• Exercise instructions: Return, from the data that follows, each line that holds the word "JSON".
··· Provided entries ···
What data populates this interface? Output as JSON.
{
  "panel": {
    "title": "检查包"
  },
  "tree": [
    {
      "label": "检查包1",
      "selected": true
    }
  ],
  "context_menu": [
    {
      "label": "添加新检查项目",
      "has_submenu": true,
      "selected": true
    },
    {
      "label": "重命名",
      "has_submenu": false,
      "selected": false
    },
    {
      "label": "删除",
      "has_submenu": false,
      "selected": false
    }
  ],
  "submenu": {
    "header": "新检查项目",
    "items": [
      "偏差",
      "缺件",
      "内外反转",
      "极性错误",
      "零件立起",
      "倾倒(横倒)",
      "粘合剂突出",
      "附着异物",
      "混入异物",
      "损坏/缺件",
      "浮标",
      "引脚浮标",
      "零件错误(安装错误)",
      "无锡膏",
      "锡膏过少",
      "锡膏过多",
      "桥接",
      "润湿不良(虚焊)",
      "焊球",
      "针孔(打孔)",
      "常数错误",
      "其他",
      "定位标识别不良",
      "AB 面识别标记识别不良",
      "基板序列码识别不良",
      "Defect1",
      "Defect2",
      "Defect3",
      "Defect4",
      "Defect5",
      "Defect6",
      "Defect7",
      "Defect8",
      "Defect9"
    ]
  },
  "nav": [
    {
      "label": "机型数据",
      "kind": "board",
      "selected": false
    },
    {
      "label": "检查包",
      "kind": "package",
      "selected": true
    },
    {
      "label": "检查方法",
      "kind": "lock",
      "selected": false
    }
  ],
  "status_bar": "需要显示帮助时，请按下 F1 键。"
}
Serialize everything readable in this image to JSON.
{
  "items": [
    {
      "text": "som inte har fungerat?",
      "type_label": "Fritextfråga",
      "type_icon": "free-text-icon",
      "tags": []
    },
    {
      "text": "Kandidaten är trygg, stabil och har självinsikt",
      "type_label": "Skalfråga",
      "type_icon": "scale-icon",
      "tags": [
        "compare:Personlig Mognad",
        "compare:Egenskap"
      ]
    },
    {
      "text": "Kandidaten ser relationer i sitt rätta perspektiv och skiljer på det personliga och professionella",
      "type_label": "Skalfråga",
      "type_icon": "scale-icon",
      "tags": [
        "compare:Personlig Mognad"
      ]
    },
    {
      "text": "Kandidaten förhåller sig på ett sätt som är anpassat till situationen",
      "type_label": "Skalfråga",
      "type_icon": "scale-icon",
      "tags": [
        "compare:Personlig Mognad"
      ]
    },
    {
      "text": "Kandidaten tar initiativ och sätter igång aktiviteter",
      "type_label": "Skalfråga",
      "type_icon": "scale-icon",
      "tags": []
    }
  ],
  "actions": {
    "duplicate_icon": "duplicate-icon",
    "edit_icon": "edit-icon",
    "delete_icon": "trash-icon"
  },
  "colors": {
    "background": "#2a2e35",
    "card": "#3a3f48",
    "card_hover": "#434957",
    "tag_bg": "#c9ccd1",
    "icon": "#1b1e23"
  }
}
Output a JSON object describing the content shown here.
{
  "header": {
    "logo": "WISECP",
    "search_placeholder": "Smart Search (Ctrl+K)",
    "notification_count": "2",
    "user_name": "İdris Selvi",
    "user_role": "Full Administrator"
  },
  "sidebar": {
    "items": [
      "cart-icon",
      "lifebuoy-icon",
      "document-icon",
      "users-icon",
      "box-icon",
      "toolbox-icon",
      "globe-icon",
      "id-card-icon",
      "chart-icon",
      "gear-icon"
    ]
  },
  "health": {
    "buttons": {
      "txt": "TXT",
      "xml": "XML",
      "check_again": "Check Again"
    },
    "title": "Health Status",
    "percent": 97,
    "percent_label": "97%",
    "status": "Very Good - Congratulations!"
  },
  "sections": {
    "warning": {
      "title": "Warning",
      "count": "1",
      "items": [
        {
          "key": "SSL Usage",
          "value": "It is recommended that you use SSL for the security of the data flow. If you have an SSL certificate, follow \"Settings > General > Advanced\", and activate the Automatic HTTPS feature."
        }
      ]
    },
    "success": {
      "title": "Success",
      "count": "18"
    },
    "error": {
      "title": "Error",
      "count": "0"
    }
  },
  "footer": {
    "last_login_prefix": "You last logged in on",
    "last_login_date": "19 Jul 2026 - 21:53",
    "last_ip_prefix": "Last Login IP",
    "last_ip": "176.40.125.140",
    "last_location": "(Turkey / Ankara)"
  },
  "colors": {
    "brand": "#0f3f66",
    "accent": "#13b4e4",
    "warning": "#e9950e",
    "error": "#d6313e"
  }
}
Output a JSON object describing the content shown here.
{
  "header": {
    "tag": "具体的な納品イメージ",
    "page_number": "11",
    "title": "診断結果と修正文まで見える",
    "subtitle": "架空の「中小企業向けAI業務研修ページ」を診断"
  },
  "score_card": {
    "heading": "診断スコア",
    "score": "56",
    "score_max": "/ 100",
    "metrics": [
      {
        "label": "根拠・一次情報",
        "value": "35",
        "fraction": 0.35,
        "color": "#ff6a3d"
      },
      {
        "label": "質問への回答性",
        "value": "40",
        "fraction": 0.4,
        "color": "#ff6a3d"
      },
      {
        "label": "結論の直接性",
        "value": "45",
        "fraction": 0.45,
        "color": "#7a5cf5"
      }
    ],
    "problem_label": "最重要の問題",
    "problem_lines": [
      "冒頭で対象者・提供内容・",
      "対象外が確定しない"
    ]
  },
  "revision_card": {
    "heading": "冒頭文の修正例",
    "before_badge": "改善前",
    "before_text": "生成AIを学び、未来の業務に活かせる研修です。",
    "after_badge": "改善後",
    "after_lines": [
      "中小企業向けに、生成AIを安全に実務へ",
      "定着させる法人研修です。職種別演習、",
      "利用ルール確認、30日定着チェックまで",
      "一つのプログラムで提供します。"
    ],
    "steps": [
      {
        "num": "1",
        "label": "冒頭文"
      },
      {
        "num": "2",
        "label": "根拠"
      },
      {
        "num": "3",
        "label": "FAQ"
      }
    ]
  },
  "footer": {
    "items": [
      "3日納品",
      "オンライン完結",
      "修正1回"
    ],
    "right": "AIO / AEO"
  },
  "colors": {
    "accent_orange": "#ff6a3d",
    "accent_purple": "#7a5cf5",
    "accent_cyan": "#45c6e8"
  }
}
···
• Task response:
What data populates this interface? Output as JSON.
Serialize everything readable in this image to JSON.
Output a JSON object describing the content shown here.
Output a JSON object describing the content shown here.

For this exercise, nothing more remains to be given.